The Drag helps Ana Goodwin hold on to the humanity of stories

Ana Goodwin was drawn to the empathetic way The Drag told stories rooted in journalistic integrity. She never wanted to lose the humanity in her storytelling.

Goodwin, a rising journalism senior at the University of Texas at Austin, always listened to podcasts during her commute to work or while she was doing housework. When the pandemic scattered everyone inside, Goodwin realized that all the time she spent doing her makeup or stuck in traffic was replaced by the constant plugged-in nature of Zoom University and her full-time and part-time jobs.

“The nature of school changed at the same time that the nature of doing everyday life changed,” Goodwin said.

For a while, she didn’t notice that she had stopped listening to podcasts. An avid true crime listener, Goodwin gravitated towards The Drag as a place to learn how to tell difficult stories with justice and respect.
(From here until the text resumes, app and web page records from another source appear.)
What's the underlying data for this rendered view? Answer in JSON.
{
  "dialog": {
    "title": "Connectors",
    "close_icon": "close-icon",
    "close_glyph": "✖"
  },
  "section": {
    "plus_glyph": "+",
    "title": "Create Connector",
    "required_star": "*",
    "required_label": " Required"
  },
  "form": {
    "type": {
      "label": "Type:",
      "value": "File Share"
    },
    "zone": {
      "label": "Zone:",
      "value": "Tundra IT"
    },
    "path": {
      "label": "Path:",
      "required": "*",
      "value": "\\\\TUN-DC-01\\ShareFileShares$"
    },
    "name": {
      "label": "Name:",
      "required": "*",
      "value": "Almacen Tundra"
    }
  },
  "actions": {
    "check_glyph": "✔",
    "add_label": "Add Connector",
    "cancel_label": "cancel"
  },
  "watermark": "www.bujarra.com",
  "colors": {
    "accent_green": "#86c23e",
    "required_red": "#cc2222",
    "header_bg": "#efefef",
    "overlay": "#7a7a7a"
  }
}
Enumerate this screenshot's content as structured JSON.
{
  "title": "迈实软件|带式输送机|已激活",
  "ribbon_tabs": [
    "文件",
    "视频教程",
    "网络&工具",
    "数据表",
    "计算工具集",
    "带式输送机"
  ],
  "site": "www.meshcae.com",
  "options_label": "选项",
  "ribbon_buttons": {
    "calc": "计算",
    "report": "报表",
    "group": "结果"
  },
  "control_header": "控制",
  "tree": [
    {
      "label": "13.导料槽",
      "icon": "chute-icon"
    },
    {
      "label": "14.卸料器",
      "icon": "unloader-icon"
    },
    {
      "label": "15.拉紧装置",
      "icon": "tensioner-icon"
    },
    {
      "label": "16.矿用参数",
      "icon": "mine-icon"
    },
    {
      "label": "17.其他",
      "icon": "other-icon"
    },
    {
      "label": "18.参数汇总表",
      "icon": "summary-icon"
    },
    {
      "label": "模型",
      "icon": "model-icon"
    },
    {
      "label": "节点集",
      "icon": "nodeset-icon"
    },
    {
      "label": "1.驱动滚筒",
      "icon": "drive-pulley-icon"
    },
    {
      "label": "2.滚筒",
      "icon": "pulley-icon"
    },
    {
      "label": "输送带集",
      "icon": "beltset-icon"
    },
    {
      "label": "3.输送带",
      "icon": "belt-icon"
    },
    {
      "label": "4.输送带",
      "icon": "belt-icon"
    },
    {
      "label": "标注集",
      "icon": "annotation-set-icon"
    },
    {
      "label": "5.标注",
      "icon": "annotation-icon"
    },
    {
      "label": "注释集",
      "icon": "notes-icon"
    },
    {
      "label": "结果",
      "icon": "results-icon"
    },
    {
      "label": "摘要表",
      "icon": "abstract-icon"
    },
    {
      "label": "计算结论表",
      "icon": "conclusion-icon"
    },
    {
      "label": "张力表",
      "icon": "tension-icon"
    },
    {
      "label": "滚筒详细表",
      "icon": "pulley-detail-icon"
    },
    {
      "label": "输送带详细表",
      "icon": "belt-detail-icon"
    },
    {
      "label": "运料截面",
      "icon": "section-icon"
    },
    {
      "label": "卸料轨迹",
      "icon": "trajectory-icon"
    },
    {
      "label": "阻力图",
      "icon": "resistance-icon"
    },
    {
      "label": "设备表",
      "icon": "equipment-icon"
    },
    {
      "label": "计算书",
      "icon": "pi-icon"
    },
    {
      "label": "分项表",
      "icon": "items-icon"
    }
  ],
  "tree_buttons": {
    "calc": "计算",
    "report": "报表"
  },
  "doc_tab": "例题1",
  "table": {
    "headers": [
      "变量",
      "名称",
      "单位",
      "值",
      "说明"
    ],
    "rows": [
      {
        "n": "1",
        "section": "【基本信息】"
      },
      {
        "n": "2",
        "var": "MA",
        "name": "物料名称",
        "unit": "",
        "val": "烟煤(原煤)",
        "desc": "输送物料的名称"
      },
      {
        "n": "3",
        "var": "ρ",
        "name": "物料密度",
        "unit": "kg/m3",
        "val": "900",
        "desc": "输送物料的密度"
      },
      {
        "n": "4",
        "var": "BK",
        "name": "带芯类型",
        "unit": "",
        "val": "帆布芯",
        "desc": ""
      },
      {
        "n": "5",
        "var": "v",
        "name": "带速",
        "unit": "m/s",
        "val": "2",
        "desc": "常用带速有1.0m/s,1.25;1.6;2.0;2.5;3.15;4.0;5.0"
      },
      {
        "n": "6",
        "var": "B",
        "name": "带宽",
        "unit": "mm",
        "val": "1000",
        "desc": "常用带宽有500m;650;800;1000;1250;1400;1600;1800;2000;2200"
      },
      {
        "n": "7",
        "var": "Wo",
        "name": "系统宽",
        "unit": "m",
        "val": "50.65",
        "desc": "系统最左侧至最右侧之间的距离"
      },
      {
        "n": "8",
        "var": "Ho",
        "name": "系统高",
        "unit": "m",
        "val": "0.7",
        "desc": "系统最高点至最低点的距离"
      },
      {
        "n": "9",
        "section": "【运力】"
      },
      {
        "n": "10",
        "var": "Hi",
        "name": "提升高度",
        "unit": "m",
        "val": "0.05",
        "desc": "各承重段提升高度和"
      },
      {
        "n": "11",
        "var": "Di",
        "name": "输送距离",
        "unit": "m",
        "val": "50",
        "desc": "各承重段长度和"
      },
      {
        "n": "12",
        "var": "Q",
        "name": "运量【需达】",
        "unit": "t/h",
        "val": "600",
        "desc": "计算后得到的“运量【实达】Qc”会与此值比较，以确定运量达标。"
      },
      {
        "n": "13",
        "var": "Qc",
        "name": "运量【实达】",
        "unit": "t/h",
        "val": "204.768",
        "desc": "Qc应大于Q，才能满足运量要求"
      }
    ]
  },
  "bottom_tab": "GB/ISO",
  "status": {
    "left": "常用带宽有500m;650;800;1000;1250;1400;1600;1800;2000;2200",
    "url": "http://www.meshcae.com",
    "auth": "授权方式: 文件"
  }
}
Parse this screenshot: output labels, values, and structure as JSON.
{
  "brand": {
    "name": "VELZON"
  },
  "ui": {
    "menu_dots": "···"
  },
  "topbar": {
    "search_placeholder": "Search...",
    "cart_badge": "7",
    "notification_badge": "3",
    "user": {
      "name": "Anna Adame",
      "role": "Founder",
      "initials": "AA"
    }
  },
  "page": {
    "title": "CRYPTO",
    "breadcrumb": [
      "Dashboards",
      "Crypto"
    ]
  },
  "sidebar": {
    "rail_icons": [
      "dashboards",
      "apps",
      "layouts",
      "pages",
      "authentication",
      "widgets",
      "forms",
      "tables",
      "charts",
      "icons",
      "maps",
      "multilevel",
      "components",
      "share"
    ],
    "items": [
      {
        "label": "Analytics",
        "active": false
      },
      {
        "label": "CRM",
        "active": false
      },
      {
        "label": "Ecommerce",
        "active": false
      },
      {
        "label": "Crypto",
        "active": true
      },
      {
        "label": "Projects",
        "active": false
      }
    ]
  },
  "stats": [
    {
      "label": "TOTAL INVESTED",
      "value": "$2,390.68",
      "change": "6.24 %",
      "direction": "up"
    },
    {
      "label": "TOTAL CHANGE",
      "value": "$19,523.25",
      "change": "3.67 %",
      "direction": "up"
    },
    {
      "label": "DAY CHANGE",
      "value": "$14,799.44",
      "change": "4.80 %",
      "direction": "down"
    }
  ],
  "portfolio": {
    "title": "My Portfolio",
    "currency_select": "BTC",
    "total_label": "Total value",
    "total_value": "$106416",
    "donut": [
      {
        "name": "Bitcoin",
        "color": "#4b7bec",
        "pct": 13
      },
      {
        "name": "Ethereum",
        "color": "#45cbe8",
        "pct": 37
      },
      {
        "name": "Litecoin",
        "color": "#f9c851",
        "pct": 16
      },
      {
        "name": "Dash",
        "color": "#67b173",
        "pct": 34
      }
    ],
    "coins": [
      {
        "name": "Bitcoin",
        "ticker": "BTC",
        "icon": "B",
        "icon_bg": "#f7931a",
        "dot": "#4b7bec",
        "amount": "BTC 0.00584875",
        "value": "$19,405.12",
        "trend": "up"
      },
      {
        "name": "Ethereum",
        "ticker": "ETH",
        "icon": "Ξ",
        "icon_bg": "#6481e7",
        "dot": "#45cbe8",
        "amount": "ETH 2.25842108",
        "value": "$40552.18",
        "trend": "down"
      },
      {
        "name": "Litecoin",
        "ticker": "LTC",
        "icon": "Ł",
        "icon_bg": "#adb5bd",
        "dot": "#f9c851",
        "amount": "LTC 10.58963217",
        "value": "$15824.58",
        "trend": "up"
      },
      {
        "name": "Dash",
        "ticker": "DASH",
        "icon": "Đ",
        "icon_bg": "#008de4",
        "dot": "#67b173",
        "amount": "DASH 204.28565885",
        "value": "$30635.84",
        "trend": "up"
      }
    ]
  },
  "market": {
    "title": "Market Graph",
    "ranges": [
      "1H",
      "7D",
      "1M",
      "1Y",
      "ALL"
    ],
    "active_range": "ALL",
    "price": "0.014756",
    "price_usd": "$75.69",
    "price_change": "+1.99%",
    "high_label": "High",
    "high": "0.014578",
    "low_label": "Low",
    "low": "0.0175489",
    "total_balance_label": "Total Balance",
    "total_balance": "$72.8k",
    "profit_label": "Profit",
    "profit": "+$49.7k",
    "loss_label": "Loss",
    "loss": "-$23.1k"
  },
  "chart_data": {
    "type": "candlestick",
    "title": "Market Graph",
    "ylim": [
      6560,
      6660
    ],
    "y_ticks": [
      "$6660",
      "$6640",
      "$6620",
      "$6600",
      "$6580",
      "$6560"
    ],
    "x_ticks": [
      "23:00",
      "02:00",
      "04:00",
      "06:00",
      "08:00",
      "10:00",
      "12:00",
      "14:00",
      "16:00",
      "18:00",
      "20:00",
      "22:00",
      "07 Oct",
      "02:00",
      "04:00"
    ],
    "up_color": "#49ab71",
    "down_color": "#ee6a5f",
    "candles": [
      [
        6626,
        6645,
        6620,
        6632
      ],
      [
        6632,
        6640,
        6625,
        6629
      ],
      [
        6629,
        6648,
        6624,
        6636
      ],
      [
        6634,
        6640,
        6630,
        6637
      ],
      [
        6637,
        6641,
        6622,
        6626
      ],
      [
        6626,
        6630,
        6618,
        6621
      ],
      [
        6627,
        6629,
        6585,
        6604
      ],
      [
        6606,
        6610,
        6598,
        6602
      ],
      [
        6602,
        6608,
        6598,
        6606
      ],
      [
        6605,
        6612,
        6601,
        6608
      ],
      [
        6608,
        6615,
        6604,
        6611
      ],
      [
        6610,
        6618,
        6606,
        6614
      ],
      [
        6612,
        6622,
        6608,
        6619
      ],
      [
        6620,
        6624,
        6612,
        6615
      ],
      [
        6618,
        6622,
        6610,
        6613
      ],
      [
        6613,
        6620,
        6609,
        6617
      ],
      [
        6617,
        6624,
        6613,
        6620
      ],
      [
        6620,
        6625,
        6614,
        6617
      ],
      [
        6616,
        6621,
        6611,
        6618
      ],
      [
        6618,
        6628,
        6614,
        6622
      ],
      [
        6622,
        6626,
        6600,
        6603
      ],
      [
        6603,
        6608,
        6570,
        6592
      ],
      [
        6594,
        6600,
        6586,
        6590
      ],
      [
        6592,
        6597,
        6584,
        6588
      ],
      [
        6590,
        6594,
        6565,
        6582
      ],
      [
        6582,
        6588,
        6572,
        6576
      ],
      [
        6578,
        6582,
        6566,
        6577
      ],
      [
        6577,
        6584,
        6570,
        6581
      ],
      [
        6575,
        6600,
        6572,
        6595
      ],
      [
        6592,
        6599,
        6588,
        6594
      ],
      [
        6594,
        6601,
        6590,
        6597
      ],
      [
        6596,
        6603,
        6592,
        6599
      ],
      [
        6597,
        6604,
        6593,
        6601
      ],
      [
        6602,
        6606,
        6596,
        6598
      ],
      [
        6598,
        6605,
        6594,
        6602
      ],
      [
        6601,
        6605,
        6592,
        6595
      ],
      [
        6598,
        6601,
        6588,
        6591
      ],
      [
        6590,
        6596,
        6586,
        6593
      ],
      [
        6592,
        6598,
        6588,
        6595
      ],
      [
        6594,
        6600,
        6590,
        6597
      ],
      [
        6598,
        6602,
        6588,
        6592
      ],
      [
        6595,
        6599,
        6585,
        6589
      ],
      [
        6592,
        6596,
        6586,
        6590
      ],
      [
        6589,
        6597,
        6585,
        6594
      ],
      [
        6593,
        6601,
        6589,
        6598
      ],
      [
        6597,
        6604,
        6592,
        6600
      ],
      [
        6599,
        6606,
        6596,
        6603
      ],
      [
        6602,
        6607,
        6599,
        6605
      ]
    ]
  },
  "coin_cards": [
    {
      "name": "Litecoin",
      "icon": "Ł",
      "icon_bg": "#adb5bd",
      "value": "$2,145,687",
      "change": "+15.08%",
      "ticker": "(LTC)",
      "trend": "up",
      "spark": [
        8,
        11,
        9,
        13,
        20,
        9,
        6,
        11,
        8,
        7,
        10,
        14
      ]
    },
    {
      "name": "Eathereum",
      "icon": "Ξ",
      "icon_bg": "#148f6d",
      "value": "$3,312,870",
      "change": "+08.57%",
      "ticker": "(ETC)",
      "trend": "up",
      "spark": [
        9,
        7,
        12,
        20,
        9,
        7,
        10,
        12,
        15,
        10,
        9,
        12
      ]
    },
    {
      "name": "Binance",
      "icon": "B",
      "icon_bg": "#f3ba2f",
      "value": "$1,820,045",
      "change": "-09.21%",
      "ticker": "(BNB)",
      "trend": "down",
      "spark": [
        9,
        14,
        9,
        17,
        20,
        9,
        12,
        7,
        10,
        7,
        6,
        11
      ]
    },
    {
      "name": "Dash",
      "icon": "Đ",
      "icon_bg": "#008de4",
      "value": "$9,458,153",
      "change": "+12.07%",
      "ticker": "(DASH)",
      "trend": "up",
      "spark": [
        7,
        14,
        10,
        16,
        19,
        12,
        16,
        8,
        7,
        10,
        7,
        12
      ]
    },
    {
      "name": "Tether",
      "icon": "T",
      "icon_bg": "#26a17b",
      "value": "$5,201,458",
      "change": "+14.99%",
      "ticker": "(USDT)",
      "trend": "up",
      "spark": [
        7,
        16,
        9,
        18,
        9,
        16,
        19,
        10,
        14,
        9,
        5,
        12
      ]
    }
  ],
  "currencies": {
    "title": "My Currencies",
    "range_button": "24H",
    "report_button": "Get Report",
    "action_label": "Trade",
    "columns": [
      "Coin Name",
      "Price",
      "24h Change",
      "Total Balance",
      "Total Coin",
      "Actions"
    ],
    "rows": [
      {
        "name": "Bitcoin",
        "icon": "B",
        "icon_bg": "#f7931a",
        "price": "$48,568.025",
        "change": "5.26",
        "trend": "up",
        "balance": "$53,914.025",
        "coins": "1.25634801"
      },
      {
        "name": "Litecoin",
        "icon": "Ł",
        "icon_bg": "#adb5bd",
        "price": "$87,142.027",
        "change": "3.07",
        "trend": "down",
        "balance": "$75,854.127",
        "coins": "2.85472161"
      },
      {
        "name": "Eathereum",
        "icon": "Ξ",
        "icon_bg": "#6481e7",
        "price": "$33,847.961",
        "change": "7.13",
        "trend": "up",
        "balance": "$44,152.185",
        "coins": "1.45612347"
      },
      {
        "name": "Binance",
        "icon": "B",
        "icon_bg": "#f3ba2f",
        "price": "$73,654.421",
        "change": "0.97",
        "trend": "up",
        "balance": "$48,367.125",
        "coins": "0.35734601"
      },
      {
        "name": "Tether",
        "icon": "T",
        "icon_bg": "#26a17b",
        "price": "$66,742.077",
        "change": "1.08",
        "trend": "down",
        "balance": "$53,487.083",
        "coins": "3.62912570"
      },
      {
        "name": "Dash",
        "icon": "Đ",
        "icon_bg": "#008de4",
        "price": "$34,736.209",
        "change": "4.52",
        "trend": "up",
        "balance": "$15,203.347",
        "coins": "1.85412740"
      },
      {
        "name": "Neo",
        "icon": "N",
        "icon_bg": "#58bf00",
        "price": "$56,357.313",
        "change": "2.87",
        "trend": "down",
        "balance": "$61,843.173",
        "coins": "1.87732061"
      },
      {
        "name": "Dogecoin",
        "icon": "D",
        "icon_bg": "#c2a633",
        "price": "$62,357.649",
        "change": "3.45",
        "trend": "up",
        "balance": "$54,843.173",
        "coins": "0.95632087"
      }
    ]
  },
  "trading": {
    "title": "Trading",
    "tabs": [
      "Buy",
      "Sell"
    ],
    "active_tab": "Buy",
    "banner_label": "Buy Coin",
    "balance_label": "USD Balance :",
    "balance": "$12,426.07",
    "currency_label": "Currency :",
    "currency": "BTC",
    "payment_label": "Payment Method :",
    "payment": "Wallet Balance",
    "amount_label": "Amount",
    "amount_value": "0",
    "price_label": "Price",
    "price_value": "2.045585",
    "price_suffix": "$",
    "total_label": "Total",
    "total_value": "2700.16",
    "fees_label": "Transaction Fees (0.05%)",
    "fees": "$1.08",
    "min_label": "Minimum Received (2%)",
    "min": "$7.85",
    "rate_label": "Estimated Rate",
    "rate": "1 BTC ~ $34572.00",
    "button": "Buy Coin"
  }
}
“It’s a safe place to learn as a young reporter because you know that people are going to have your back and they’re going to be checking for you,” Goodwin said. “It’s just good to have that support.”

Over the past year, Goodwin became more fascinated with feature writing and long-form journalism. She said working on podcasts at The Drag helped her understand all the moving parts that go into creating a full story with depth and honesty.

“I really like telling kind of unexpected stories, finding the devil in the details on different things that are happening in the world around us and highlight the people that are left out of traditional news stories,” Goodwin said. “I really just enjoy highlighting humanity in the middle of whatever I’m doing.”

During the summer as a podcasting intern, Goodwin worked extensively on the Planet Texas podcast, a podcast set to release in spring 2022 about the intimate ways climate change impacts Texans. She also worked on The Drag’s next true crime podcast about the Austin serial bombings and said the most challenging part of the internship was navigating how to approach the two different podcasts.

“That’s brand new for me, interviewing people who are actual victims in situations,” Goodwin said. “It’s scary and emotional so understanding how to let people share their experiences with you and give them room to open up … it’s been really different.”

Goodwin said she struggles as a journalist on knowing when she is overstepping peoples’ boundaries.

“It can feel like you’re asking somebody to tear off a wound that started to heal,” Goodwin said. “There are stories that need to be told but just watching them go through that process is difficult.”

But Goodwin said she hopes that amplifying these stories will provide hope for others that may be going through similar situations. Being part of all the groundwork, from fact-checking to researching, has been one of the most gratifying parts of the internship for her. Goodwin said it showed her that when pursuing her own projects, she doesn’t need to have everything figured out by herself.

“It’s a massive team effort,” Goodwin said. “There’s so many people involved in every different project and it makes things better.”